What you need to do: Set down the entries below exactly; drop the pictures.

Source data:
##########

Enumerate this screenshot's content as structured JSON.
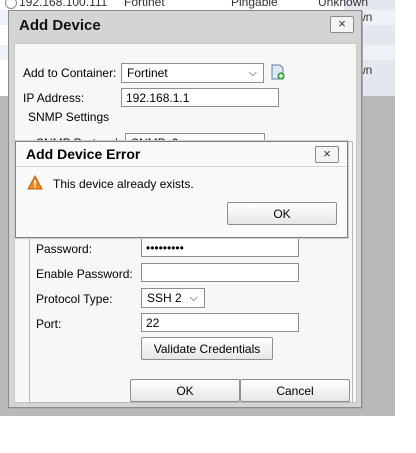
{
  "background_table": {
    "rows": [
      {
        "ip": "192.168.100.111",
        "vendor": "Fortinet",
        "status": "Pingable",
        "extra": "Unknown"
      },
      {
        "ip": "",
        "vendor": "",
        "status": "",
        "extra": "wn"
      },
      {
        "ip": "",
        "vendor": "",
        "status": "",
        "extra": "wn"
      }
    ]
  },
  "add_device": {
    "title": "Add Device",
    "close_label": "×",
    "container_label": "Add to Container:",
    "container_value": "Fortinet",
    "ip_label": "IP Address:",
    "ip_value": "192.168.1.1",
    "snmp_legend": "SNMP Settings",
    "snmp_protocol_label": "SNMP Protocol:",
    "snmp_protocol_value": "SNMPv2c",
    "password_label": "Password:",
    "password_value": "•••••••••",
    "enable_password_label": "Enable Password:",
    "enable_password_value": "",
    "protocol_type_label": "Protocol Type:",
    "protocol_type_value": "SSH 2",
    "port_label": "Port:",
    "port_value": "22",
    "validate_label": "Validate Credentials",
    "ok_label": "OK",
    "cancel_label": "Cancel"
  },
  "error_dialog": {
    "title": "Add Device Error",
    "close_label": "×",
    "message": "This device already exists.",
    "ok_label": "OK"
  },
  "icons": {
    "add_container": "add-container-icon",
    "warning": "warning-icon"
  }
}
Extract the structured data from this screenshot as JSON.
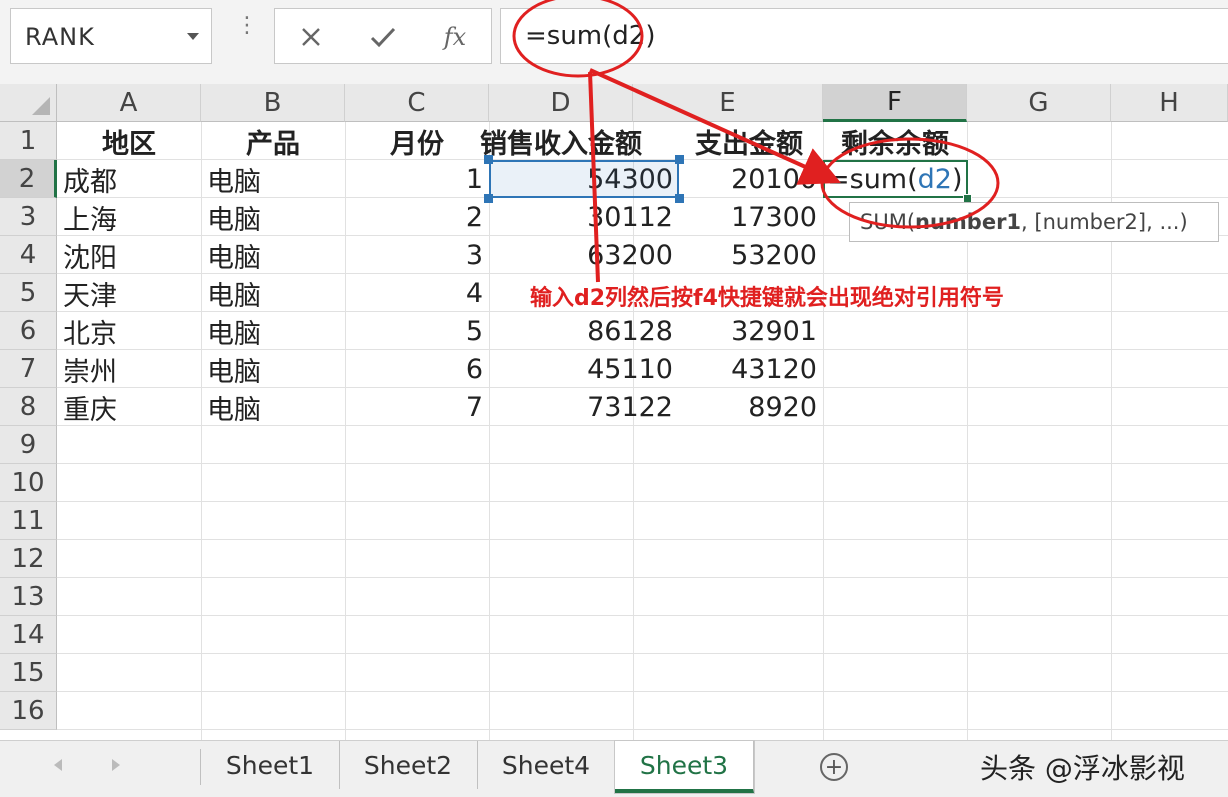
{
  "name_box": "RANK",
  "formula_bar": {
    "cancel_icon": "close-icon",
    "enter_icon": "check-icon",
    "fx_label": "fx",
    "content": "=sum(d2)"
  },
  "columns": [
    "A",
    "B",
    "C",
    "D",
    "E",
    "F",
    "G",
    "H"
  ],
  "rows": [
    "1",
    "2",
    "3",
    "4",
    "5",
    "6",
    "7",
    "8",
    "9",
    "10",
    "11",
    "12",
    "13",
    "14",
    "15",
    "16"
  ],
  "headers": {
    "a": "地区",
    "b": "产品",
    "c": "月份",
    "d": "销售收入金额",
    "e": "支出金额",
    "f": "剩余余额"
  },
  "data_rows": [
    {
      "region": "成都",
      "product": "电脑",
      "month": "1",
      "sales": "54300",
      "expense": "20100"
    },
    {
      "region": "上海",
      "product": "电脑",
      "month": "2",
      "sales": "30112",
      "expense": "17300"
    },
    {
      "region": "沈阳",
      "product": "电脑",
      "month": "3",
      "sales": "63200",
      "expense": "53200"
    },
    {
      "region": "天津",
      "product": "电脑",
      "month": "4",
      "sales": "",
      "expense": ""
    },
    {
      "region": "北京",
      "product": "电脑",
      "month": "5",
      "sales": "86128",
      "expense": "32901"
    },
    {
      "region": "崇州",
      "product": "电脑",
      "month": "6",
      "sales": "45110",
      "expense": "43120"
    },
    {
      "region": "重庆",
      "product": "电脑",
      "month": "7",
      "sales": "73122",
      "expense": "8920"
    }
  ],
  "editing_cell": {
    "prefix": "=sum(",
    "ref": "d2",
    "suffix": ")"
  },
  "tooltip": {
    "func": "SUM(",
    "arg1": "number1",
    "rest": ", [number2], ...)"
  },
  "annotation": "输入d2列然后按f4快捷键就会出现绝对引用符号",
  "sheets": [
    "Sheet1",
    "Sheet2",
    "Sheet4",
    "Sheet3"
  ],
  "active_sheet": "Sheet3",
  "watermark": "头条 @浮冰影视",
  "colors": {
    "accent": "#217346",
    "annotation": "#e02020",
    "ref": "#2e75b6"
  }
}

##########

Response area:
Enumerate this screenshot's content as structured JSON.
{
  "background_table": {
    "rows": [
      {
        "ip": "192.168.100.111",
        "vendor": "Fortinet",
        "status": "Pingable",
        "extra": "Unknown"
      },
      {
        "ip": "",
        "vendor": "",
        "status": "",
        "extra": "wn"
      },
      {
        "ip": "",
        "vendor": "",
        "status": "",
        "extra": "wn"
      }
    ]
  },
  "add_device": {
    "title": "Add Device",
    "close_label": "×",
    "container_label": "Add to Container:",
    "container_value": "Fortinet",
    "ip_label": "IP Address:",
    "ip_value": "192.168.1.1",
    "snmp_legend": "SNMP Settings",
    "snmp_protocol_label": "SNMP Protocol:",
    "snmp_protocol_value": "SNMPv2c",
    "password_label": "Password:",
    "password_value": "•••••••••",
    "enable_password_label": "Enable Password:",
    "enable_password_value": "",
    "protocol_type_label": "Protocol Type:",
    "protocol_type_value": "SSH 2",
    "port_label": "Port:",
    "port_value": "22",
    "validate_label": "Validate Credentials",
    "ok_label": "OK",
    "cancel_label": "Cancel"
  },
  "error_dialog": {
    "title": "Add Device Error",
    "close_label": "×",
    "message": "This device already exists.",
    "ok_label": "OK"
  },
  "icons": {
    "add_container": "add-container-icon",
    "warning": "warning-icon"
  }
}
Extract the structured data from this screenshot as JSON.
{
  "name_box": "RANK",
  "formula_bar": {
    "cancel_icon": "close-icon",
    "enter_icon": "check-icon",
    "fx_label": "fx",
    "content": "=sum(d2)"
  },
  "columns": [
    "A",
    "B",
    "C",
    "D",
    "E",
    "F",
    "G",
    "H"
  ],
  "rows": [
    "1",
    "2",
    "3",
    "4",
    "5",
    "6",
    "7",
    "8",
    "9",
    "10",
    "11",
    "12",
    "13",
    "14",
    "15",
    "16"
  ],
  "headers": {
    "a": "地区",
    "b": "产品",
    "c": "月份",
    "d": "销售收入金额",
    "e": "支出金额",
    "f": "剩余余额"
  },
  "data_rows": [
    {
      "region": "成都",
      "product": "电脑",
      "month": "1",
      "sales": "54300",
      "expense": "20100"
    },
    {
      "region": "上海",
      "product": "电脑",
      "month": "2",
      "sales": "30112",
      "expense": "17300"
    },
    {
      "region": "沈阳",
      "product": "电脑",
      "month": "3",
      "sales": "63200",
      "expense": "53200"
    },
    {
      "region": "天津",
      "product": "电脑",
      "month": "4",
      "sales": "",
      "expense": ""
    },
    {
      "region": "北京",
      "product": "电脑",
      "month": "5",
      "sales": "86128",
      "expense": "32901"
    },
    {
      "region": "崇州",
      "product": "电脑",
      "month": "6",
      "sales": "45110",
      "expense": "43120"
    },
    {
      "region": "重庆",
      "product": "电脑",
      "month": "7",
      "sales": "73122",
      "expense": "8920"
    }
  ],
  "editing_cell": {
    "prefix": "=sum(",
    "ref": "d2",
    "suffix": ")"
  },
  "tooltip": {
    "func": "SUM(",
    "arg1": "number1",
    "rest": ", [number2], ...)"
  },
  "annotation": "输入d2列然后按f4快捷键就会出现绝对引用符号",
  "sheets": [
    "Sheet1",
    "Sheet2",
    "Sheet4",
    "Sheet3"
  ],
  "active_sheet": "Sheet3",
  "watermark": "头条 @浮冰影视",
  "colors": {
    "accent": "#217346",
    "annotation": "#e02020",
    "ref": "#2e75b6"
  }
}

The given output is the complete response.